That's pretty solid ground for a conviction. Under Virginia law the punishment for being either type of accomplice is the same punishment as being the actual actor because of the causal relationship. I don't know if the same is true under Utah law.

Now, before some of you legal eagles out there start pointing out the potential flaws in this fairly basic examination of the law in this type of matter, let me fall on my own sword first. I see three possible major flaws in the analysis above. The first is that Utah's law may set the statutory rape age below 14. The second is that Utah's law may have a marriage exception. For example, under Virginia law if the man marries the 14 year old, she lives with him, and he supports her the case is stayed until she is 16 and then dismissed. The third is that Utah might have an unusually long 5 year proximity rule (most States do not make it illegal for those within 3 years to have sex).

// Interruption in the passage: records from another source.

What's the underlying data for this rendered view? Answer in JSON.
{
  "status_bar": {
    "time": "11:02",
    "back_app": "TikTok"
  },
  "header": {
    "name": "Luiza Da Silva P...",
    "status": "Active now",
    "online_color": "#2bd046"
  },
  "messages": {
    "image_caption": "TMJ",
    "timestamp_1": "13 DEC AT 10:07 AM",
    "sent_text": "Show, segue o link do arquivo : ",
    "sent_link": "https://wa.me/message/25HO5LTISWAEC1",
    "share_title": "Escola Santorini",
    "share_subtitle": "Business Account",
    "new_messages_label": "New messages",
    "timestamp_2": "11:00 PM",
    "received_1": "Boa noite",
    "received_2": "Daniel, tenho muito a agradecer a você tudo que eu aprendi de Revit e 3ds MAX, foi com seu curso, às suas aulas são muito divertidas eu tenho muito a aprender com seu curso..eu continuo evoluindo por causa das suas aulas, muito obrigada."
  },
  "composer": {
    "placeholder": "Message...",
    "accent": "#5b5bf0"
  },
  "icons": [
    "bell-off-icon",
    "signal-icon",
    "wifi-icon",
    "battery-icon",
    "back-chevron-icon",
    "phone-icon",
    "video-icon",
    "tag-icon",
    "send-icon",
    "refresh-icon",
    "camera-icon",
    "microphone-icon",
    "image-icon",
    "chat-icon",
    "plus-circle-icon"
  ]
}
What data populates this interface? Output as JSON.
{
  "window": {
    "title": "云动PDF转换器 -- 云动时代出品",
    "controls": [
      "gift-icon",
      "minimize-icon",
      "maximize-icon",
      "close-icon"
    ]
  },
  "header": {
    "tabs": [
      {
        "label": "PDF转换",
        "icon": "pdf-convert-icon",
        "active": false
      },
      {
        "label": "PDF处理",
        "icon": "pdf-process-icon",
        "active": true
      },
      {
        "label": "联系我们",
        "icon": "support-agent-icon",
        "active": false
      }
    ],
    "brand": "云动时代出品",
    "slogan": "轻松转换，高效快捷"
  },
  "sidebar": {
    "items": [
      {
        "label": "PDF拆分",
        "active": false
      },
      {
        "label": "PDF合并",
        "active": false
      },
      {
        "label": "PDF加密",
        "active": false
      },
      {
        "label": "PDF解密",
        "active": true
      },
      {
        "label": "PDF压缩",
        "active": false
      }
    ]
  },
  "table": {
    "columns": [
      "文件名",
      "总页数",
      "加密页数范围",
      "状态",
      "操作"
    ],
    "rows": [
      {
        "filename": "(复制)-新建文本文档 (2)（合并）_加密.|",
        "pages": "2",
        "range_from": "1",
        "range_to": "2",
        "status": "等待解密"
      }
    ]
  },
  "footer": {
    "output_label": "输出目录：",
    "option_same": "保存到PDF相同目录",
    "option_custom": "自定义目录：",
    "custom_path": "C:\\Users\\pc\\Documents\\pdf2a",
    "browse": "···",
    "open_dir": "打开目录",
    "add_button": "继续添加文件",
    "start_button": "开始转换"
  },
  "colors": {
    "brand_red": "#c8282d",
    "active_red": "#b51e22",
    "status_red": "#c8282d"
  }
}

If any of those flaws are true the case becomes far more reliant on facts rather than legal analysis. A conviction would require a demonstration that Jeffs' power was such that there was no possibility that the order to marry – and, by implication, consummate – could be disobeyed. If he had his religious group as tightly under control as Dr. Weston describes this might not be all that difficult a case to make. It would still be a solid accessory before the fact case and it might even rise to the level of a case of principal in the second degree under a theory that when the involuntary sex occurred Jeffs was at that time maintaining an atmosphere in the group which watched out for and condoned the man undertaking the actual act.

Certainly, this is an unusual case and an analysis actually using Utah's statutes and case law would bring variations upon the framework I've set out above (every State seems to deal with accessories a little differently). Nevertheless, there's a solid case here.

1 comment:

SnapShawt said...

You hit the nail on the head - it was an order, not counseling. But let's just go ahead and hypothesize "what if it were counseling" for a moment.

Even then the charge should be the same. Is it really unreasonable to expect marriage counselors to request identification for confirmation of the legality of the union? I don't think so. Merchants must ID when selling tobacco and alcohol, clubs which serve alcohol must ID before admittance - is it really beyond reasonable expectation in a counseling situation as well?